Below are the records. Gather each line that holds "forum".

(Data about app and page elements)
□ □ □

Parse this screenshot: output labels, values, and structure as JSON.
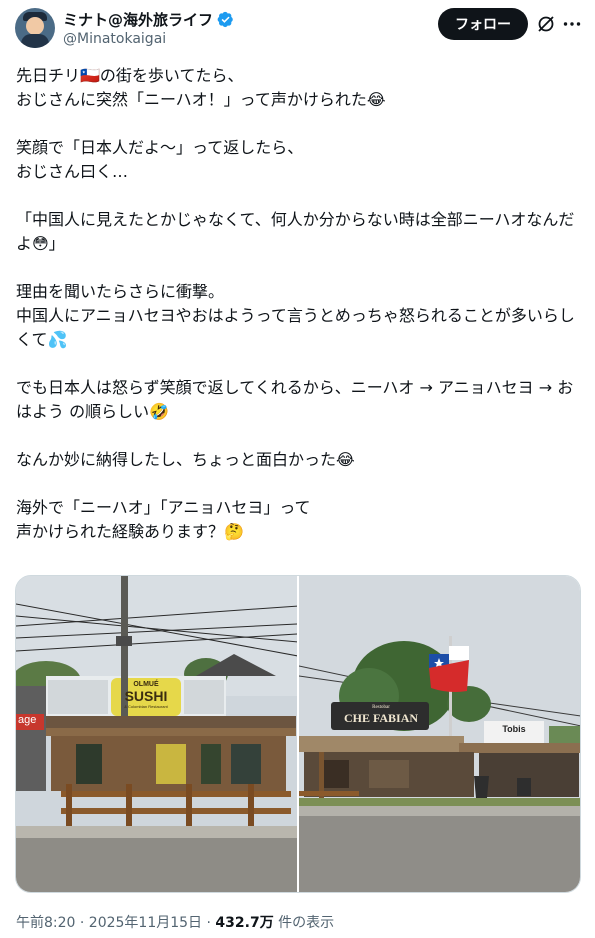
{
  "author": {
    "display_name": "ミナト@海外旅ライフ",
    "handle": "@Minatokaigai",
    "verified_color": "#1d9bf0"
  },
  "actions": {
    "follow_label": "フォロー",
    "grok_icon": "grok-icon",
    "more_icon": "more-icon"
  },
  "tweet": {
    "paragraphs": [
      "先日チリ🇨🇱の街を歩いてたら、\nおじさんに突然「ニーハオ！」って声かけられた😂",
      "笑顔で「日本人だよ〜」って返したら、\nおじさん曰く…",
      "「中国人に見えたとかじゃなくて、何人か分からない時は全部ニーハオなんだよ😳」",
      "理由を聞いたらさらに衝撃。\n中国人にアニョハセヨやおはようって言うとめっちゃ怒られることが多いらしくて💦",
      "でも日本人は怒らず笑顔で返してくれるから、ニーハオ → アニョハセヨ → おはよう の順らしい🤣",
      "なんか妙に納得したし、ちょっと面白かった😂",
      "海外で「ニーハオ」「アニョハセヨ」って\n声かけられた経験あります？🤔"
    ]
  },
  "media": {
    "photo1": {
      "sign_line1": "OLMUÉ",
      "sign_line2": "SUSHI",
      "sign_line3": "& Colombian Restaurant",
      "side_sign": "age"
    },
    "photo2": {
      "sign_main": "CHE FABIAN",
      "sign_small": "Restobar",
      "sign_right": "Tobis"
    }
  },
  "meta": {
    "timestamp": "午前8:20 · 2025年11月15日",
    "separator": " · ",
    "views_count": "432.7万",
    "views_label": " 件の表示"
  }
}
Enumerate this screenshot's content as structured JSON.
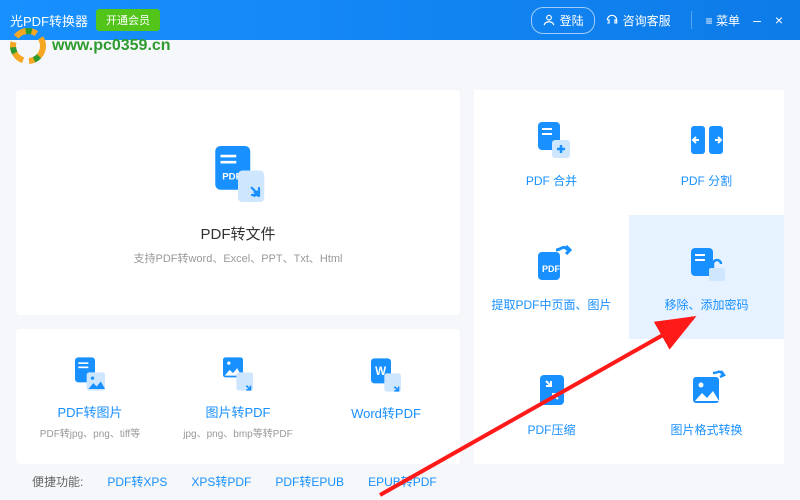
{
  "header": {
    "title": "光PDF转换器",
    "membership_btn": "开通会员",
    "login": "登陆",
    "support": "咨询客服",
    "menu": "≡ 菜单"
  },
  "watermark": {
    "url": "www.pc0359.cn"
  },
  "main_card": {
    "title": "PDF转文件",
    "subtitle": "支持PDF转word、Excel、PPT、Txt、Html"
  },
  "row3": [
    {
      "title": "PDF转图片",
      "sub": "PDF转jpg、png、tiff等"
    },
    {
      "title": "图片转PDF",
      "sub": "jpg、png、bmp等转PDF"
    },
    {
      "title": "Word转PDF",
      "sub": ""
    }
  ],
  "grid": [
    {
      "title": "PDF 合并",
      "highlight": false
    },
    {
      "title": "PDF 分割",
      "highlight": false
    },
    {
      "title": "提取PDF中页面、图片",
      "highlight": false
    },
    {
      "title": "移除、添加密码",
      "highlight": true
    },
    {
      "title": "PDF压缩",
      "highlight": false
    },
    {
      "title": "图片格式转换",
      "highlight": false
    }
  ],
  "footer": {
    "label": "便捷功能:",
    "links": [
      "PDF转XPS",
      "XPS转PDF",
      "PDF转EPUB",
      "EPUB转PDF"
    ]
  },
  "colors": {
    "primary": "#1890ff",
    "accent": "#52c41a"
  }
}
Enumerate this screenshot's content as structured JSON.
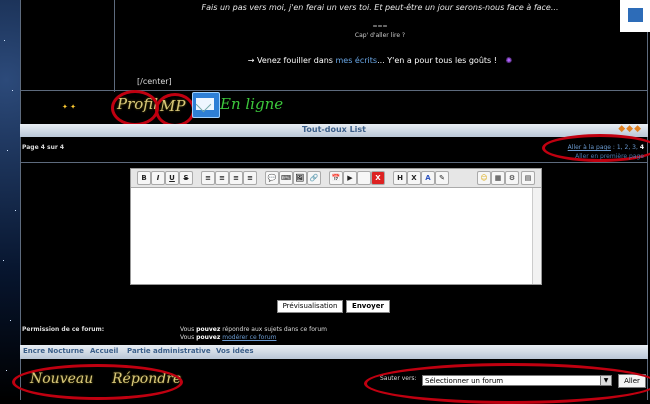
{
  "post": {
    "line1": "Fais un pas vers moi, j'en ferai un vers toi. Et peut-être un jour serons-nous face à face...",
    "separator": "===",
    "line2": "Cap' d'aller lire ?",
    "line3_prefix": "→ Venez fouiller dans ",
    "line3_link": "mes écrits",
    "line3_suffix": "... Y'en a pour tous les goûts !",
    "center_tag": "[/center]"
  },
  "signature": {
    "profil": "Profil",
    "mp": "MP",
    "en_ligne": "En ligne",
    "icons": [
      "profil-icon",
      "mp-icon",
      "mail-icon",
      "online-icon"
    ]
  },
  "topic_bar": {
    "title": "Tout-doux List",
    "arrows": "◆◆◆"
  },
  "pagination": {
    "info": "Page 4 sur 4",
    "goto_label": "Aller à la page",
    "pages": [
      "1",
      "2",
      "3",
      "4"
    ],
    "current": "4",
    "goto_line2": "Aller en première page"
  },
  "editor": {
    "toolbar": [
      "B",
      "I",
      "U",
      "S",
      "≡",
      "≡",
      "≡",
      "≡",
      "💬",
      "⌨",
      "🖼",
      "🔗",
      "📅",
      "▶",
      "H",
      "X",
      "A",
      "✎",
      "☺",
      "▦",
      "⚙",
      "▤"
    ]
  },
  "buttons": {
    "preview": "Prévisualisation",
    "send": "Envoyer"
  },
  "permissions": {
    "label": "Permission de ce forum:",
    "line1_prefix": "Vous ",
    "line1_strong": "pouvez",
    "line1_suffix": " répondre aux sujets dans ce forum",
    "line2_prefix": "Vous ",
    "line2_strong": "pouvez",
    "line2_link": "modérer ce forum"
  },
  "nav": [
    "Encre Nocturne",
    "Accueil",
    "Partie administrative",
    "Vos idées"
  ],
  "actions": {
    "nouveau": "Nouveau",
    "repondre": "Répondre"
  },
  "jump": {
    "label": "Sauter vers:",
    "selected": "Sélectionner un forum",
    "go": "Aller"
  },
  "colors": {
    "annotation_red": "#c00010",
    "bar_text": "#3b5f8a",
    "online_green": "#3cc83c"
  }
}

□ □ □

*COMPLETED TASK*.
    "label": "Permission de ce forum:",
    "line1_suffix": " répondre aux sujets dans ce forum",
    "line2_link": "modérer ce forum"
    "selected": "Sélectionner un forum",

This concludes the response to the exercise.